Shoulder pain is one of the most common complaints after stroke. The intricate mechanism of the shoulder girdle makes it susceptible to malalignment following any kinds of injury, whether it is a fracture, dislocation or subluxation the pain can be quite debilitating, and the management of such chief complaints could be confusing to most clinicians. Hemiplegic shoulder on the other hand is a combination of multiple restrictions and imbalances in the shoulder girdle and the head of humorous (think of scapulohumeral rhythm and the 2:1 movement ratio of humerus in relation to scapula-see video in appendix at the bottom of the post). Whether it is due to paralysis, paresis or spasticity, your patient needs your attention, and referring them to a PT or OT who does not understand stroke is not a wise move! Take a few minutes and examine their shoulders, and do not send them for imaging unless you are absolutely sure that there is a fracture.
What To Do
Whether you see these patients in the office or on the ward, like any good physician, history and physical comes first, some patients with hemianesthesia or hemispatial neglect bump into obstacles or fall frequently without initially feeling any pain. If falls or skeletal injuries are ruled out, based on my experience a 30 second passive range of motion to all possible directions and angels while supporting the weight of the arm (by placing your forearm under their elbow) can drastically improve their pain. Adhesion capsulitis is a restrictive phenomenon and can lead to more pain, so educate both the patient and family members, and teach them how to range and stretch a subluxed shoulder.
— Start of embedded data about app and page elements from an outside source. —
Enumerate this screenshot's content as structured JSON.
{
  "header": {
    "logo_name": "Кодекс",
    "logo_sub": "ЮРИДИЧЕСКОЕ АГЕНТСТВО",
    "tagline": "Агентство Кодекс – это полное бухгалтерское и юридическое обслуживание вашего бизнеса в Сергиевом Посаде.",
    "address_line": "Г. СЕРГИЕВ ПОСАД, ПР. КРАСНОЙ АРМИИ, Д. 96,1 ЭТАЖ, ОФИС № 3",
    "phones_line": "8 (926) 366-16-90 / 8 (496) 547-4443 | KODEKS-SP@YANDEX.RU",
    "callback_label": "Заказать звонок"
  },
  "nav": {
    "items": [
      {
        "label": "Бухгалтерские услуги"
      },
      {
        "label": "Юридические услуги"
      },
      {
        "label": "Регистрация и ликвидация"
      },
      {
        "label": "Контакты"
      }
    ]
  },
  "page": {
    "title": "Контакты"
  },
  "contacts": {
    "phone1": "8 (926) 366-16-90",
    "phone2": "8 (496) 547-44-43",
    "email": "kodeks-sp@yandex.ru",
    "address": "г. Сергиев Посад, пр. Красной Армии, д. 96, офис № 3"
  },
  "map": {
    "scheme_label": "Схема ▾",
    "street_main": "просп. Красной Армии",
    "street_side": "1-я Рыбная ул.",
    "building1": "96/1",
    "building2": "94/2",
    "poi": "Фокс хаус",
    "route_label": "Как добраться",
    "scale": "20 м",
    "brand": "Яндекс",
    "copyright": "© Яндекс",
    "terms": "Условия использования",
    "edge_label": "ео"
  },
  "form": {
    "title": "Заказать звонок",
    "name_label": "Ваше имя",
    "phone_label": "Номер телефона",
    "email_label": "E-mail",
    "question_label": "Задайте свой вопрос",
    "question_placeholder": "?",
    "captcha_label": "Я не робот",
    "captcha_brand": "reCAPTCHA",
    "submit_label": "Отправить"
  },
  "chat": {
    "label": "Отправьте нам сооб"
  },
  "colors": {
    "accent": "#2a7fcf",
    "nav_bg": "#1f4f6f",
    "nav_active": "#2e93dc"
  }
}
prescribing splints or slings are usually problematic, because these patients are not able to put it on without assistance, also splints can potentially decrease the ROM even further and cause more complications. Pharmacotherapy also is not helpful unless clear signs of inflammation, spasticity or arthritis are observed.
Functional electrical stimulation (FES) has shown to improve outcome if used early enough. A systematic review and meta-analyis in 2015 showed that FES can decrease subluxation, though it did not affect pain scores (Vafadar, Côté, & Archambault, 2015).
Acupuncture, also has not shown any promising results (what else is new!) another systematic review and meta-analysis, looked through 188 related published research (only 12 were RCTs) and found inconclusive results (Lee & Lim, 2016).
As mentioned above the best way to mange the pain for a hemiplegic shoulder is to recognize and understand the underlying cause of pain. In most cases post stroke central pain syndrome (PSCPS) is the main cause of pain, and pharmacotherapy is useless unless spasticity or inflammatory process is detected. NSAIDs or muscle relaxants are low yield therapies and can even interfere with their ongoing rehab. Gabapentin on the other hand is a different story if suspicious of PSCPS (Hesami et al., 2015).
Know your rehab team, and do not refer patients to any PT or OT unless you are certain they can mange such conditions better than you. Master the art of range of motion and develop your magic touch.